Most readers believe there are a variety of well established and independent book publishers in the United States. Certainly,  it would increase artistic and intellectual diversity if there were a lot of different publishers. Actually, there are only six.  While it’s true there are many very small publishing companies,  six big ones dominate the US and in the publishing industry they are known as The Big Six.

Readers often think that the “imprint” under which a book is published is the name of a thriving, independent publisher.  Alas, the imprint is usually the name of a vanished publishing house — a publishing house that was bought  up by an international corporation — and the name of the global corporation, which owns many such imprints,  may or may not appear anywhere in the book.
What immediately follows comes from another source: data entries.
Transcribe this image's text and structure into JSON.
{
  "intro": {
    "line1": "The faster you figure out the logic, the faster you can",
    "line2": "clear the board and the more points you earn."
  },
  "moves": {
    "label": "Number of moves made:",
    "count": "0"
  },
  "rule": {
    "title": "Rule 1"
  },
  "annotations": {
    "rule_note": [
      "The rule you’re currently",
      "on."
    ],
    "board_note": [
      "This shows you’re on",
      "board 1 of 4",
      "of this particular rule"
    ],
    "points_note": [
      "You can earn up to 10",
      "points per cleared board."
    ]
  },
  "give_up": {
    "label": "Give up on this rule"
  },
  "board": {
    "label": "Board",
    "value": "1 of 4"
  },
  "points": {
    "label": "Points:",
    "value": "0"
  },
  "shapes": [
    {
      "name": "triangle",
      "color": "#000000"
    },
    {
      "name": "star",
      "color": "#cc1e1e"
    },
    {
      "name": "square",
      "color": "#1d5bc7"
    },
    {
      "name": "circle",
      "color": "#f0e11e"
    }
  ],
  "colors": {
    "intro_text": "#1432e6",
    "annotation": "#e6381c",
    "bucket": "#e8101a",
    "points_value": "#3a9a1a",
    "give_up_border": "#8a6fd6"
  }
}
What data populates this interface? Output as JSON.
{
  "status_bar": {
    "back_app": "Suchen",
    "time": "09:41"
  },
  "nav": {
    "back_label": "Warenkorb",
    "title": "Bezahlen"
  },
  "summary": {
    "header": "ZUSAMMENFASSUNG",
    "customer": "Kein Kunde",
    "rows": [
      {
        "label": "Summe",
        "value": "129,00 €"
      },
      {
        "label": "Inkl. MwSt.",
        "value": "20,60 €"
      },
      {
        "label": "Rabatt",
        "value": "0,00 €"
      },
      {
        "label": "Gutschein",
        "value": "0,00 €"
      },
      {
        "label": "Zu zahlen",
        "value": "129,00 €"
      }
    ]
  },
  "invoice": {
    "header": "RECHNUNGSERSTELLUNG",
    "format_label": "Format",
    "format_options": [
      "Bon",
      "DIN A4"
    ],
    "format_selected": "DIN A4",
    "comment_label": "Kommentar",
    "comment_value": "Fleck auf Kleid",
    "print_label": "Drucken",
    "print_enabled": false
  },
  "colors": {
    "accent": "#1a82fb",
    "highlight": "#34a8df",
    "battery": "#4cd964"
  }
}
The names of The Big Six may be familiar to you as distinguished old publishing houses. They are Simon and Schuster, HarperCollins, Random House, Macmillan, The Penguin Group, and Hachette. Only two of The Big Six are US companies: Simon and Schuster, and HarperCollins. The others are foreign: two are German, one is British and the other is French.

Simon and Schuster, for example, was established in 1924 in New York City by a man named Richard Simon and another named “Max” Schuster and it was one of many such unique, stand-alone publishing houses. Now the name is owned by CBS Corporation which under the Simon and Schuster name publishes over two thousand different books a year. Those books come out under 35 different “imprints.” Those imprints are what most people believe are the names of separate and independent publishing companies — which they may have been long ago.

HarperCollins looks, from its name, as if it were simply two well-known publishing houses side by side, a nice Anglo-American merger. Harper was founded in New York City way back in 1817 by the brothers James and John Harper. They prospered and in 1962, the company then known as Harper & Brothers merged with Row, Peterson & Company, and became Harper & Row Publishers, Inc. After Harper & Row went on a buying spree and acquired the publishing houses of Crowell, and Lippincott and Zondervan and Scott, Foresman, the Harper company was itself bought by Rupert Murdoch’s gigantic conglomerate, News Corporation Limited. Eventually, the company acquired the old British publishing house William Collins & Sons which was founded in 1819 by William Collins. The distinguished old name Harper was typographically joined to the equally distinguished old name Collins to make HarperCollins, a huge subsidiary of News Corp, the largest media company in the world. (more…)